I have come to a realization that many individuals are not sure what to look for when selecting a Physical Therapist. Many seem to think it does not or will not make much of a difference. For most, it is call some office and play the therapist roulette game. Which therapist had the 1st open slot that fits your schedule. Who knows how much experience they really have. Not to mention starting with one provider only to see 3 more assistants along the way. Maybe 15 minutes of face time with your actual evaluating therapist each session if you are lucky.
All this to say choosing a Physical Therapist should be a little like choosing your doctor. Just like all doctors are not experts in all aspects of medicine, neither are physical therapists. As you would typically not go to your PCP for your cardiac issue, you should take stock in the PT’s background to best treat your condition. We walk away from school with the same credentials, but the similarities end there. All educations are not created equal either, but that is another issue altogether.
Below are the TOP 11 TIPS one should consider when seeking help from a physical therapist for an issue impacting their mobility or independence. (They are in no particular order).
#11 Availability/convenience…How easy is it to get an appointment time that suits you? Morning, Afternoon, Evening, Weekend? How about being seen at your home or place of business? What could be better than not evening having to leave your home or leave work early and battle traffic for an appointment?
#10 Advice from family/friends…certainly good referrals. One must always consider the skill set of the treating therapist though. Is your condition like the one who gave you the advice? Just because a therapist is good with one condition does not mean they are good with all.
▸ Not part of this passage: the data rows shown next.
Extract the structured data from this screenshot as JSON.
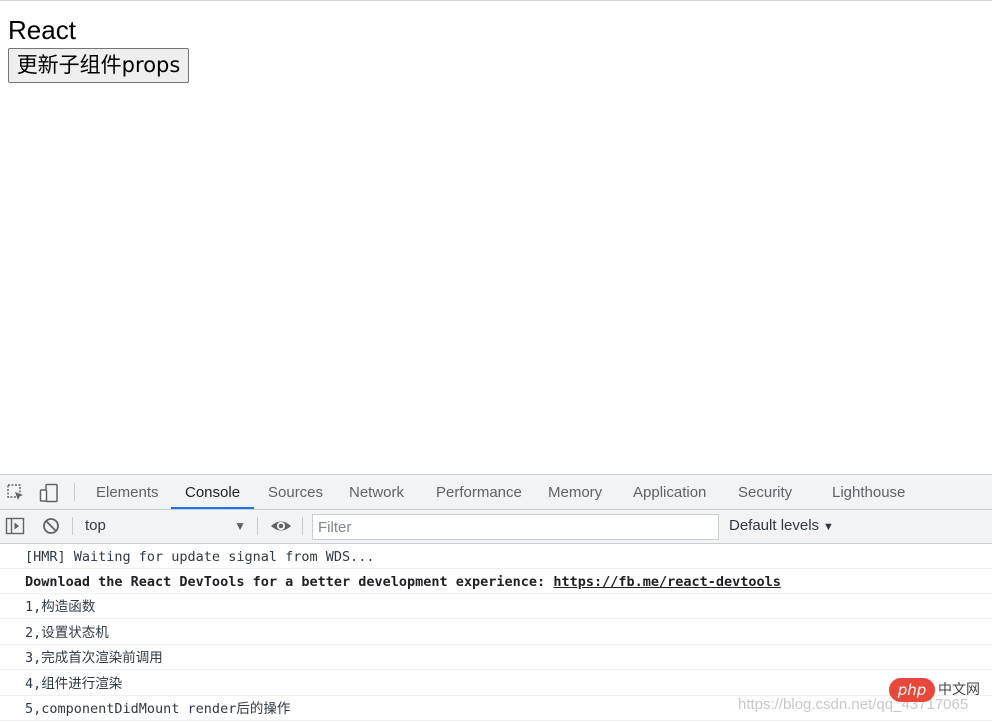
{
  "app": {
    "title": "React",
    "update_button_label": "更新子组件props"
  },
  "devtools": {
    "tabs": [
      {
        "label": "Elements"
      },
      {
        "label": "Console"
      },
      {
        "label": "Sources"
      },
      {
        "label": "Network"
      },
      {
        "label": "Performance"
      },
      {
        "label": "Memory"
      },
      {
        "label": "Application"
      },
      {
        "label": "Security"
      },
      {
        "label": "Lighthouse"
      }
    ],
    "active_tab": "Console",
    "accent_color": "#1a73e8",
    "toolbar_icons": [
      "inspect-element-icon",
      "device-toggle-icon"
    ],
    "console_toolbar": {
      "sidebar_icon": "sidebar-toggle-icon",
      "clear_icon": "clear-console-icon",
      "context_value": "top",
      "live_expression_icon": "eye-icon",
      "filter_placeholder": "Filter",
      "levels_label": "Default levels"
    },
    "messages": [
      {
        "text": "[HMR] Waiting for update signal from WDS..."
      },
      {
        "text": "Download the React DevTools for a better development experience: ",
        "link": "https://fb.me/react-devtools"
      },
      {
        "text": "1,构造函数"
      },
      {
        "text": "2,设置状态机"
      },
      {
        "text": "3,完成首次渲染前调用"
      },
      {
        "text": "4,组件进行渲染"
      },
      {
        "text": "5,componentDidMount render后的操作"
      }
    ]
  },
  "watermark": {
    "url_text": "https://blog.csdn.net/qq_43717065",
    "badge_text": "php",
    "badge_cn": "中文网",
    "badge_color": "#e9473a"
  }
}
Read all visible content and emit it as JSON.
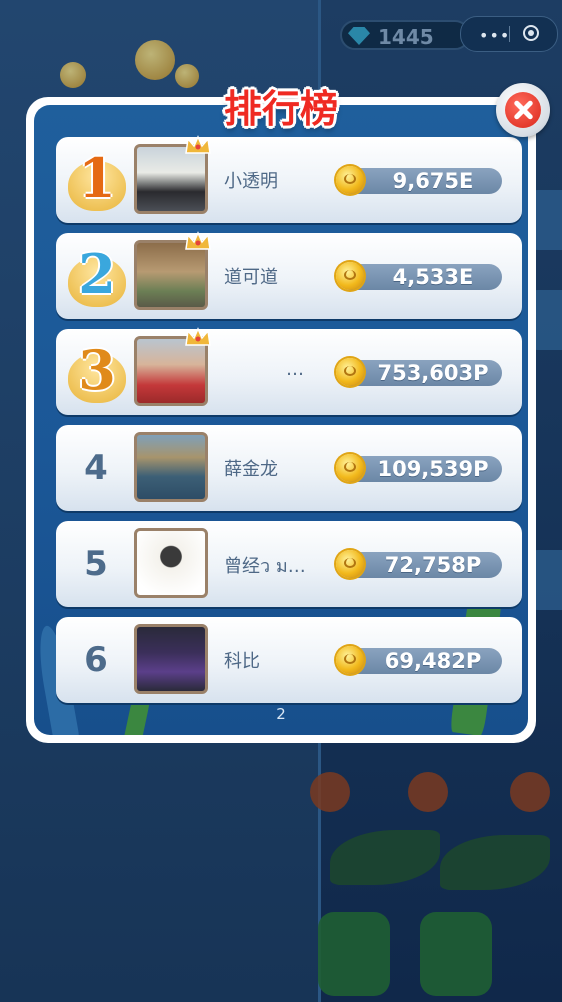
{
  "background": {
    "gem_count": "1445"
  },
  "leaderboard": {
    "title": "排行榜",
    "page": "2",
    "entries": [
      {
        "rank": "1",
        "name": "小透明",
        "score": "9,675E",
        "medal": true,
        "crown": true
      },
      {
        "rank": "2",
        "name": "道可道",
        "score": "4,533E",
        "medal": true,
        "crown": true
      },
      {
        "rank": "3",
        "name": "…",
        "score": "753,603P",
        "medal": true,
        "crown": true
      },
      {
        "rank": "4",
        "name": "薛金龙",
        "score": "109,539P",
        "medal": false,
        "crown": false
      },
      {
        "rank": "5",
        "name": "曾经ว ม…",
        "score": "72,758P",
        "medal": false,
        "crown": false
      },
      {
        "rank": "6",
        "name": "科比",
        "score": "69,482P",
        "medal": false,
        "crown": false
      }
    ]
  },
  "colors": {
    "title_red": "#ef2a22",
    "panel_blue": "#1b5797",
    "gold_medal": "#e8b43a",
    "silver_medal": "#59b8e6",
    "bronze_medal": "#e59a2a"
  },
  "icons": [
    "close-icon",
    "coin-icon",
    "crown-icon",
    "gem-icon",
    "more-icon",
    "target-icon"
  ]
}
#9 How much time and attention….will you be receiving from your primary physical therapist? Do not let yourself be fooled by large corporations or chains who say they deliver 1:1 care. Large PT providers have their patient care driven by productivity, not patient outcomes. This means each PT will be managing 2 or more (mostly more) patients at once trying to meet unattainable benchmarks. Meaning your care could and most likely will be supervised by assistants or other support staff. You will never be told this on the phone, but it is true.
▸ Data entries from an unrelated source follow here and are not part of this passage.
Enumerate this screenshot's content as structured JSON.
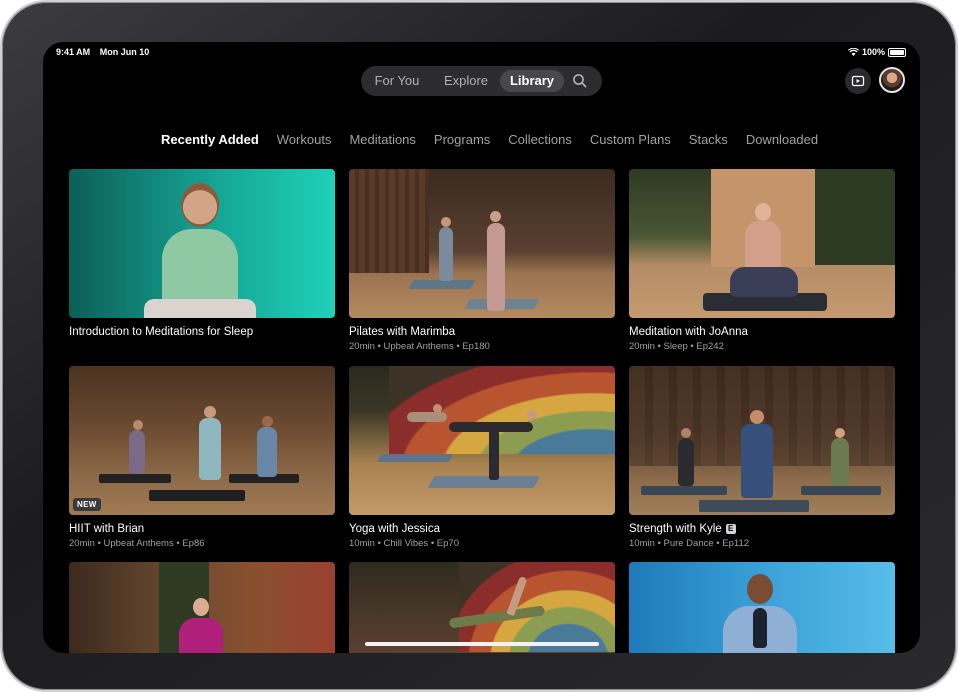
{
  "status_bar": {
    "time": "9:41 AM",
    "date": "Mon Jun 10",
    "battery": "100%"
  },
  "top_tabs": [
    {
      "label": "For You",
      "active": false
    },
    {
      "label": "Explore",
      "active": false
    },
    {
      "label": "Library",
      "active": true
    }
  ],
  "icons": {
    "search": "search-icon",
    "tv": "tv-icon",
    "avatar": "avatar"
  },
  "categories": [
    {
      "label": "Recently Added",
      "active": true
    },
    {
      "label": "Workouts",
      "active": false
    },
    {
      "label": "Meditations",
      "active": false
    },
    {
      "label": "Programs",
      "active": false
    },
    {
      "label": "Collections",
      "active": false
    },
    {
      "label": "Custom Plans",
      "active": false
    },
    {
      "label": "Stacks",
      "active": false
    },
    {
      "label": "Downloaded",
      "active": false
    }
  ],
  "cards": [
    {
      "title": "Introduction to Meditations for Sleep",
      "meta": ""
    },
    {
      "title": "Pilates with Marimba",
      "meta": "20min • Upbeat Anthems • Ep180"
    },
    {
      "title": "Meditation with JoAnna",
      "meta": "20min • Sleep • Ep242"
    },
    {
      "title": "HIIT with Brian",
      "meta": "20min • Upbeat Anthems • Ep86",
      "badge": "NEW"
    },
    {
      "title": "Yoga with Jessica",
      "meta": "10min • Chill Vibes • Ep70"
    },
    {
      "title": "Strength with Kyle",
      "meta": "10min • Pure Dance • Ep112",
      "explicit": "E"
    },
    {
      "title": "",
      "meta": ""
    },
    {
      "title": "",
      "meta": ""
    },
    {
      "title": "",
      "meta": ""
    }
  ],
  "colors": {
    "accent_teal": "#1fc9b0",
    "background": "#000000",
    "secondary_text": "#a1a1a6"
  }
}
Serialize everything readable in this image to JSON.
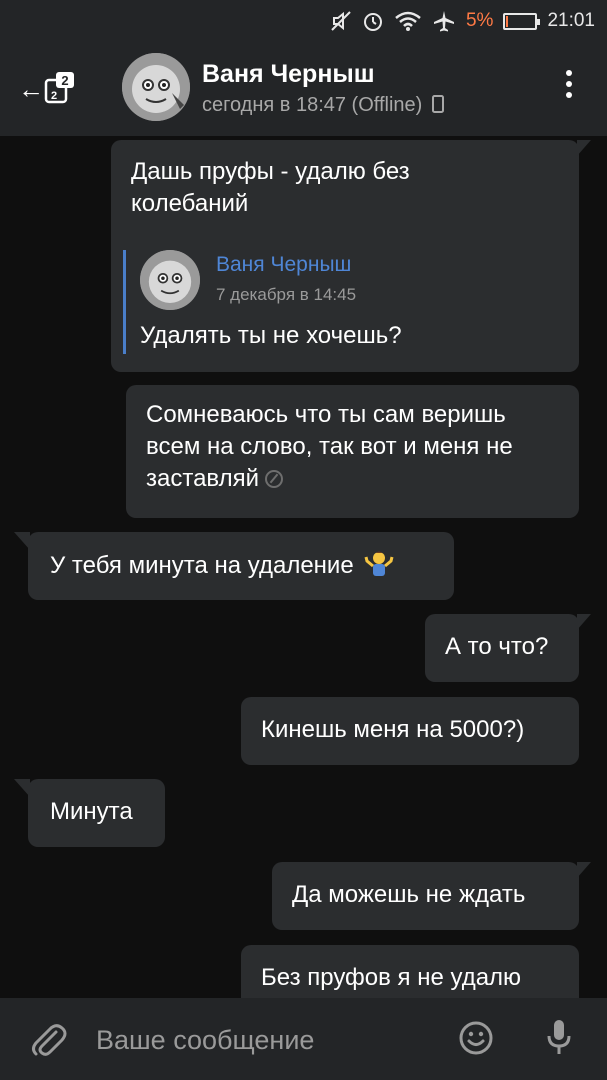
{
  "status_bar": {
    "battery_percent": "5%",
    "time": "21:01",
    "icons": [
      "mute-icon",
      "alarm-icon",
      "wifi-icon",
      "airplane-mode-icon",
      "battery-icon"
    ],
    "battery_level": 0.05
  },
  "header": {
    "back_badge_count": "2",
    "contact_name": "Ваня Черныш",
    "last_seen": "сегодня в 18:47 (Offline)",
    "icons": [
      "back-arrow-icon",
      "phone-device-icon",
      "more-vert-icon"
    ]
  },
  "messages": [
    {
      "direction": "out",
      "text": "Дашь пруфы - удалю без колебаний",
      "reply": {
        "name": "Ваня Черныш",
        "date": "7 декабря в 14:45",
        "text": "Удалять ты не хочешь?"
      }
    },
    {
      "direction": "out",
      "text": "Сомневаюсь что ты сам веришь всем на слово, так вот и меня не заставляй",
      "edited": true
    },
    {
      "direction": "in",
      "text": "У тебя минута на удаление",
      "emoji": "person-shrugging"
    },
    {
      "direction": "out",
      "text": "А то что?"
    },
    {
      "direction": "out",
      "text": "Кинешь меня на 5000?)"
    },
    {
      "direction": "in",
      "text": "Минута"
    },
    {
      "direction": "out",
      "text": "Да можешь не ждать"
    },
    {
      "direction": "out",
      "text": "Без пруфов я не удалю"
    }
  ],
  "input": {
    "placeholder": "Ваше сообщение",
    "icons": [
      "attach-icon",
      "emoji-icon",
      "microphone-icon"
    ]
  },
  "colors": {
    "background": "#0f0f0f",
    "bar": "#232527",
    "bubble": "#2b2d2f",
    "link": "#4f86d6",
    "battery_low": "#ff7a45"
  }
}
#8 Active v. Passive treatments…be wary of the provider who you see using passive treatments such as ice/heat, ultrasound, estim, massage on Every Single Patient. While those treatments may “feel good” are they really helping you to achieve the end goal of better function with less pain or stiffness? Look for a PT who uses a unique active approach for patients. If you are told 3 sets of 10 for every exercise – time to find someone else.
#7 Location….somewhat important, however, what is more important convenience or achieving resolution of pain/function quicker? Patients drive hours to see a doctor they view a skilled so why not drive a few minutes more to the most skilled therapist you can access.
#6 Ease of Communication…how easily can you get in contact with your treating therapist? Via phone, text, email. How quickly will they respond to you? On weekends? Holidays? When most therapists leave the office, they leave their work their and will wait to respond until
Stay tuned next week for Part 2